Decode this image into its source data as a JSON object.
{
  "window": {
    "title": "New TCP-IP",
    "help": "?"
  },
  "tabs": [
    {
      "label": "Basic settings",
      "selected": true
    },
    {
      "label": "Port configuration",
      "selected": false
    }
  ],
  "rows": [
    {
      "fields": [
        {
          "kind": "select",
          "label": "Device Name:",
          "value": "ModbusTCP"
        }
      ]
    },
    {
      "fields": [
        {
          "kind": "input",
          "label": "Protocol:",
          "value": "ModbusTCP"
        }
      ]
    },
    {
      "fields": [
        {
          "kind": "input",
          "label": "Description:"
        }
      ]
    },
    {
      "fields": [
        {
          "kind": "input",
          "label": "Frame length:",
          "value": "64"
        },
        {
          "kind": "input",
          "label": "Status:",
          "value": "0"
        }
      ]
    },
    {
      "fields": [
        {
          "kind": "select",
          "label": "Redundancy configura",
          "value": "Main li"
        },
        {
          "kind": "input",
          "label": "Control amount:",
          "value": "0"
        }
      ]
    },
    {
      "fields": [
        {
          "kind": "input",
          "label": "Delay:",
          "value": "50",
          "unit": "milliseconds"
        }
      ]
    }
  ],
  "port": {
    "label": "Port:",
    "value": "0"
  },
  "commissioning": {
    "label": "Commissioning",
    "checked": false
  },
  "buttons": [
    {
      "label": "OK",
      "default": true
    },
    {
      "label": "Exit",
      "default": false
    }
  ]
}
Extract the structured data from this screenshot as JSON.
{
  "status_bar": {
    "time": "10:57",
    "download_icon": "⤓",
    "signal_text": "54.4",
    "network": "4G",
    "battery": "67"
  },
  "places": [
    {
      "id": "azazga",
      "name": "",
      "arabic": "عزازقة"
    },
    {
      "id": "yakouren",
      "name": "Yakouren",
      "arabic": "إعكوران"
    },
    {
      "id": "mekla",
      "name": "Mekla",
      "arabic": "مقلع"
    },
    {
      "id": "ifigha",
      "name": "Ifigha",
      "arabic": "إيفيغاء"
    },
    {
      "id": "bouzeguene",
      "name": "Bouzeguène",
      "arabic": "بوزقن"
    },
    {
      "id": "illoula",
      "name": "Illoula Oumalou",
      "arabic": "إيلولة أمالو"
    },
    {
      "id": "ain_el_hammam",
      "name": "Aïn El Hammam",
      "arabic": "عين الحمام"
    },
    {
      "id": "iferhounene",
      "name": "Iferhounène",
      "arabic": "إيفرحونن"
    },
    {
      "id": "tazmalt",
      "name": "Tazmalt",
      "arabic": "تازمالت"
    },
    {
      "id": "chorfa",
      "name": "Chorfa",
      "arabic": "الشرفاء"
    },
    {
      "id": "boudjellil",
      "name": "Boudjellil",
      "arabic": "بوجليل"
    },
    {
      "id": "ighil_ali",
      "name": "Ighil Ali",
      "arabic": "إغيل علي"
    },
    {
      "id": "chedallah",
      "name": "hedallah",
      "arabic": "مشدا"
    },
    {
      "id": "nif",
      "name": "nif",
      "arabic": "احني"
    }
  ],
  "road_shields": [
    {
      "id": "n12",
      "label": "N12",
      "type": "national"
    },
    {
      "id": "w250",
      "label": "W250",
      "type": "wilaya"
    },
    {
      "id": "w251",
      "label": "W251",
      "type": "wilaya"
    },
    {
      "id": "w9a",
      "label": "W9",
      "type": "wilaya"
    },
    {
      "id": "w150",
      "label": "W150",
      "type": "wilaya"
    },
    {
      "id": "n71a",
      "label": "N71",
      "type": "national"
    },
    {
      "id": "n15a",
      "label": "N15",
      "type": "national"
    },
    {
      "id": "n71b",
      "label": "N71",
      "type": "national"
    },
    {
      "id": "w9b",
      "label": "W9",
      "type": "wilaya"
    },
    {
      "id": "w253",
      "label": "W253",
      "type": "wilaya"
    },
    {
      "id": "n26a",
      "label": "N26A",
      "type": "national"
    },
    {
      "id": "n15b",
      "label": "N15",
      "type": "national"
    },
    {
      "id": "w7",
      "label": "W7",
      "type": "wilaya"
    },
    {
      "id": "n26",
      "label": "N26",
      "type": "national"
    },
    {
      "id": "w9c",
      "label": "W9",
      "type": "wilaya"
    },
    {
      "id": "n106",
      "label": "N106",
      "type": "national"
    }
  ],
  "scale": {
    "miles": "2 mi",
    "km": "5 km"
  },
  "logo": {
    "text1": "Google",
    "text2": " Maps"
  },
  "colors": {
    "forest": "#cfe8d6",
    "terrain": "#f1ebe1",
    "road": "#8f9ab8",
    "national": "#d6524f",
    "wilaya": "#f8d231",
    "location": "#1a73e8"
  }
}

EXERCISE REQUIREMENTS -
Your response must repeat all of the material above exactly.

REPLY -
Decode this image into its source data as a JSON object.
{
  "window": {
    "title": "New TCP-IP",
    "help": "?"
  },
  "tabs": [
    {
      "label": "Basic settings",
      "selected": true
    },
    {
      "label": "Port configuration",
      "selected": false
    }
  ],
  "rows": [
    {
      "fields": [
        {
          "kind": "select",
          "label": "Device Name:",
          "value": "ModbusTCP"
        }
      ]
    },
    {
      "fields": [
        {
          "kind": "input",
          "label": "Protocol:",
          "value": "ModbusTCP"
        }
      ]
    },
    {
      "fields": [
        {
          "kind": "input",
          "label": "Description:"
        }
      ]
    },
    {
      "fields": [
        {
          "kind": "input",
          "label": "Frame length:",
          "value": "64"
        },
        {
          "kind": "input",
          "label": "Status:",
          "value": "0"
        }
      ]
    },
    {
      "fields": [
        {
          "kind": "select",
          "label": "Redundancy configura",
          "value": "Main li"
        },
        {
          "kind": "input",
          "label": "Control amount:",
          "value": "0"
        }
      ]
    },
    {
      "fields": [
        {
          "kind": "input",
          "label": "Delay:",
          "value": "50",
          "unit": "milliseconds"
        }
      ]
    }
  ],
  "port": {
    "label": "Port:",
    "value": "0"
  },
  "commissioning": {
    "label": "Commissioning",
    "checked": false
  },
  "buttons": [
    {
      "label": "OK",
      "default": true
    },
    {
      "label": "Exit",
      "default": false
    }
  ]
}
Extract the structured data from this screenshot as JSON.
{
  "status_bar": {
    "time": "10:57",
    "download_icon": "⤓",
    "signal_text": "54.4",
    "network": "4G",
    "battery": "67"
  },
  "places": [
    {
      "id": "azazga",
      "name": "",
      "arabic": "عزازقة"
    },
    {
      "id": "yakouren",
      "name": "Yakouren",
      "arabic": "إعكوران"
    },
    {
      "id": "mekla",
      "name": "Mekla",
      "arabic": "مقلع"
    },
    {
      "id": "ifigha",
      "name": "Ifigha",
      "arabic": "إيفيغاء"
    },
    {
      "id": "bouzeguene",
      "name": "Bouzeguène",
      "arabic": "بوزقن"
    },
    {
      "id": "illoula",
      "name": "Illoula Oumalou",
      "arabic": "إيلولة أمالو"
    },
    {
      "id": "ain_el_hammam",
      "name": "Aïn El Hammam",
      "arabic": "عين الحمام"
    },
    {
      "id": "iferhounene",
      "name": "Iferhounène",
      "arabic": "إيفرحونن"
    },
    {
      "id": "tazmalt",
      "name": "Tazmalt",
      "arabic": "تازمالت"
    },
    {
      "id": "chorfa",
      "name": "Chorfa",
      "arabic": "الشرفاء"
    },
    {
      "id": "boudjellil",
      "name": "Boudjellil",
      "arabic": "بوجليل"
    },
    {
      "id": "ighil_ali",
      "name": "Ighil Ali",
      "arabic": "إغيل علي"
    },
    {
      "id": "chedallah",
      "name": "hedallah",
      "arabic": "مشدا"
    },
    {
      "id": "nif",
      "name": "nif",
      "arabic": "احني"
    }
  ],
  "road_shields": [
    {
      "id": "n12",
      "label": "N12",
      "type": "national"
    },
    {
      "id": "w250",
      "label": "W250",
      "type": "wilaya"
    },
    {
      "id": "w251",
      "label": "W251",
      "type": "wilaya"
    },
    {
      "id": "w9a",
      "label": "W9",
      "type": "wilaya"
    },
    {
      "id": "w150",
      "label": "W150",
      "type": "wilaya"
    },
    {
      "id": "n71a",
      "label": "N71",
      "type": "national"
    },
    {
      "id": "n15a",
      "label": "N15",
      "type": "national"
    },
    {
      "id": "n71b",
      "label": "N71",
      "type": "national"
    },
    {
      "id": "w9b",
      "label": "W9",
      "type": "wilaya"
    },
    {
      "id": "w253",
      "label": "W253",
      "type": "wilaya"
    },
    {
      "id": "n26a",
      "label": "N26A",
      "type": "national"
    },
    {
      "id": "n15b",
      "label": "N15",
      "type": "national"
    },
    {
      "id": "w7",
      "label": "W7",
      "type": "wilaya"
    },
    {
      "id": "n26",
      "label": "N26",
      "type": "national"
    },
    {
      "id": "w9c",
      "label": "W9",
      "type": "wilaya"
    },
    {
      "id": "n106",
      "label": "N106",
      "type": "national"
    }
  ],
  "scale": {
    "miles": "2 mi",
    "km": "5 km"
  },
  "logo": {
    "text1": "Google",
    "text2": " Maps"
  },
  "colors": {
    "forest": "#cfe8d6",
    "terrain": "#f1ebe1",
    "road": "#8f9ab8",
    "national": "#d6524f",
    "wilaya": "#f8d231",
    "location": "#1a73e8"
  }
}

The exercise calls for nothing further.